Latin American countries have a colonial history of racism, conquest, decimation of Indigenous populations, slavery, as well as newer, more recent migrations. Because of this, just as we struggle against racist policies and behaviors here in the US, we resist the remnants of a history of colonialism that impacted us in our countries of origin. Our movement through time and space opens up the possibilities to question concepts that once defined us in our previous home. Resisting chronologies, I try to look at these women artists not as my predecessors in the chronology of the history of art, but as my contemporaries, as the interlocutors of untimely conversations happening out of joint with chronology, at once collapsing time and opening simultaneous possibilities for space.

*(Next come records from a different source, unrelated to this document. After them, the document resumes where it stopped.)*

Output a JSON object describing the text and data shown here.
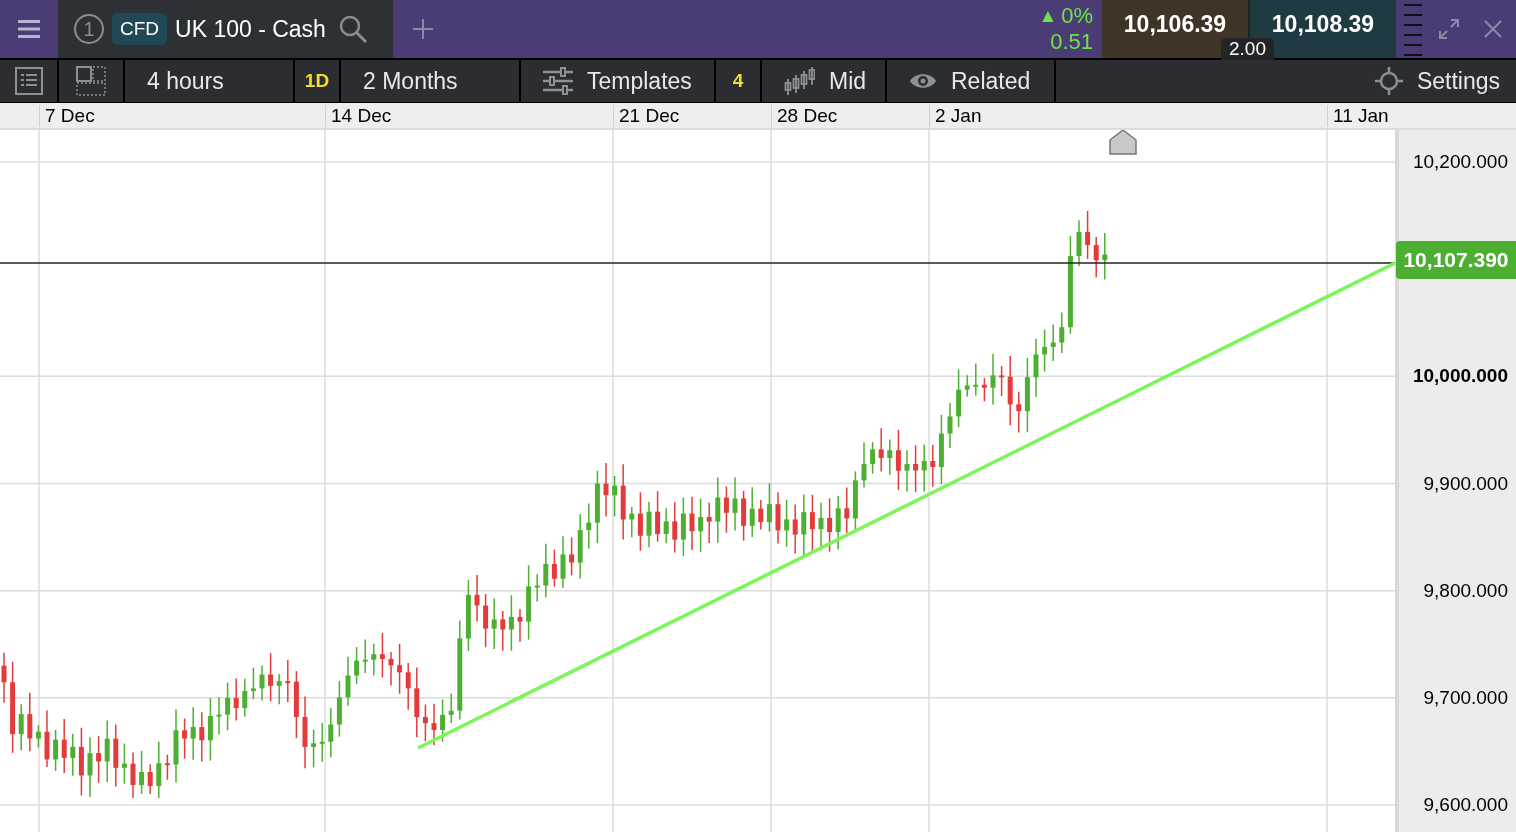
{
  "header": {
    "tab_number": "1",
    "instrument_type": "CFD",
    "instrument_name": "UK 100 - Cash",
    "change_arrow": "▲",
    "change_percent": "0%",
    "change_points": "0.51",
    "sell_price": "10,106.39",
    "buy_price": "10,108.39",
    "spread": "2.00"
  },
  "toolbar": [
    {
      "kind": "icon"
    },
    {
      "kind": "icon"
    },
    {
      "kind": "text",
      "label": "4 hours"
    },
    {
      "kind": "accent",
      "label": "1D"
    },
    {
      "kind": "text",
      "label": "2 Months"
    },
    {
      "kind": "icon_text",
      "label": "Templates"
    },
    {
      "kind": "accent",
      "label": "4"
    },
    {
      "kind": "icon_text",
      "label": "Mid"
    },
    {
      "kind": "icon_text",
      "label": "Related"
    },
    {
      "kind": "settings",
      "label": "Settings"
    }
  ],
  "date_axis": [
    "7 Dec",
    "14 Dec",
    "21 Dec",
    "28 Dec",
    "2 Jan",
    "11 Jan"
  ],
  "price_axis": [
    {
      "label": "10,200.000",
      "emphasized": false
    },
    {
      "label": "10,000.000",
      "emphasized": true
    },
    {
      "label": "9,900.000",
      "emphasized": false
    },
    {
      "label": "9,800.000",
      "emphasized": false
    },
    {
      "label": "9,700.000",
      "emphasized": false
    },
    {
      "label": "9,600.000",
      "emphasized": false
    }
  ],
  "current_price": "10,107.390"
}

A photograph in the Radical Women exhibition by Panamanian artist Sandra Eleta, Edita (la del plumero), or Edita (the one with the feather duster)—originally part of a series titled "Servitude"—evokes a nation occupied by the United States, and a Canal Zone where Panamanians were not welcome, except as service workers. The ironic parallel with some nearby neighborhoods in Los Angeles does not escape me. Edita sits on an elegant chair, and I imagine a future where she will no longer occupy these spaces only to clean them, just as I imagine a future when immigrants who clean and beautify the spaces of Los Angeles will also get to own them. I look at this photograph, and I imagine Edita in a future far from that moment—the rightful owner of a similar chair, her make up still fashionable, her clothes transformed. When the future comes, immigrants in Los Angeles will have full access to education and health care, and will no longer be forced to work as gardeners, domestic workers, or day laborers. When the future comes, we will have our dignity intact. I know it because I can see it in the pose, in the beauty, and in the way Edita looks at me from the gallery wall.
This post is dedicated to Nancy Perez.